This is also about challenging the propaganda that I have mentioned, as has the Chairman of the Home Affairs Committee. Challenging that, in communities up and down our nation, is a job for all of us. If people want to fight Daesh, they can do that on the streets of our capital city, London, and in cities and towns across this kingdom. All of us have a job to do in countering that poisonous narrative, which is delivered partly, but not only, through the internet. That is why the Government have invested so much in the Prevent programme and in our Channel programme, which deals specifically with people at risk of radicalisation.

We introduced a Prevent duty for a range of public bodies, including schools, prisons, local authorities and health services. This communal task of challenging the narrative is ongoing. It is highly dynamic, for the very reason that the threat we face is dynamic, and that requires us to redouble our efforts. I say to individuals who want to take on Daesh that there is a job to do in all those ways. For example, we take 1,800 pieces of terrorist propaganda down from the internet not every year or every month, but every week. That task is vital, as is supporting those community organisations and others that are putting forward the counter-narrative. These are important pieces of work, because the effect on individuals, particularly young people, who are corrupted by that poisonous narrative could not be more devastating.
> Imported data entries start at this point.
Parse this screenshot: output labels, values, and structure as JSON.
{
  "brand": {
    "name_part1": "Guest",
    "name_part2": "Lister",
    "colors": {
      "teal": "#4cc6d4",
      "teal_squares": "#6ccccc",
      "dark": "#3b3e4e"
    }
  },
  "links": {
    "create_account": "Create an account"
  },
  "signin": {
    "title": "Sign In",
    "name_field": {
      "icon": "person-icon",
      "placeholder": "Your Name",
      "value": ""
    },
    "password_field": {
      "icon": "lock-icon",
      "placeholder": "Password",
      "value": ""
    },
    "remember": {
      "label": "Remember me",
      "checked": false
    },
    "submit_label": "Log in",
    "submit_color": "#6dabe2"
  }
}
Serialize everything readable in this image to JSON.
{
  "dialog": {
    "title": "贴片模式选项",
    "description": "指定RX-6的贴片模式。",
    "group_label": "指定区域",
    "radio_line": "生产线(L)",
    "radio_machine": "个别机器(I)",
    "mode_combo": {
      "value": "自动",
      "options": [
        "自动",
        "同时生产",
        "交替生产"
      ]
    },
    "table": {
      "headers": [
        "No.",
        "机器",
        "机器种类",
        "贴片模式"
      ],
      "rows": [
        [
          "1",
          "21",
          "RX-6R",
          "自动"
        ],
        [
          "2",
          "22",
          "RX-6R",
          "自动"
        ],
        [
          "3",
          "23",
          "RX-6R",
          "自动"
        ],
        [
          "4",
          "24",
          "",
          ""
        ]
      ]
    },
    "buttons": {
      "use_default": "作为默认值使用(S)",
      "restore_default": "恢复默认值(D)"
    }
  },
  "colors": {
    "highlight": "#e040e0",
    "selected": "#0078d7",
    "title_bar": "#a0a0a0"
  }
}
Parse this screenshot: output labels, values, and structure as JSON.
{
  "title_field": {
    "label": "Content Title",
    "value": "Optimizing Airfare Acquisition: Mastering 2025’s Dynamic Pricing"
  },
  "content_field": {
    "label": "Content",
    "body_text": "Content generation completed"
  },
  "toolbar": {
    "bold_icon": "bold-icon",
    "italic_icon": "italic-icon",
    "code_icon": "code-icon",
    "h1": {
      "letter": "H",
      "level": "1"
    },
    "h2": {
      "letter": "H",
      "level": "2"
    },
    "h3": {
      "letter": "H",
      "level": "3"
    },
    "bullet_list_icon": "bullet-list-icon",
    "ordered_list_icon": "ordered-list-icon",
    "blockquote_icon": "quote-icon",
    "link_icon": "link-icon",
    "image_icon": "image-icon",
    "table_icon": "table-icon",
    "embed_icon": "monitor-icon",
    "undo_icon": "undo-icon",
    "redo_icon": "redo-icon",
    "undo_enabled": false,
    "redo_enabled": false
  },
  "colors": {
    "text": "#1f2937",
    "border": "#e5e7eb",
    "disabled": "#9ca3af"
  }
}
Of course young people are targeted, because they are particularly vulnerable. They are susceptible to the kind of propaganda that I have described. It is important to know that last year alone, we referred 2,000 young people to our Channel programme, because they were vulnerable to that kind of radicalisation. In some cases, no further work was needed, but in others, intervention by social services was required. More than 200 such young people received support through that Channel programme.

At the end of last year, I saw at first hand, in Portsmouth, Hackney and elsewhere, the work that was done by our Prevent co-ordinators. I have met many of those who are on the frontline of this battle, and that is the frontline on which I want people to fight. I am talking about working in this country, taking on those who wish to corrupt our young people. This is no less than a safeguarding issue. The methods used by those who want to radicalise young people are not dissimilar to those of other kinds of exploitation. There is often a grooming process, which may take place face to face or online. It is often about picking on those young people who are particularly disadvantaged in some way. It is certainly about turning them from the cause of virtue to the cause of wickedness.

There should be no doubt that my hon. Friend the Member for Newark has done a service to this House by drawing our attention to the matters that we have debated briefly tonight. I end with this thought, which I hope he will broadcast to the people of Newark and elsewhere. If anyone should be in any doubt, let it be dispelled tonight: this Government and this Minister can outmatch our enemies in respect of our certainty, our determination and our commitment to winning this battle for the very heart and soul of all we are as a people.

Question put and agreed to.

House adjourned.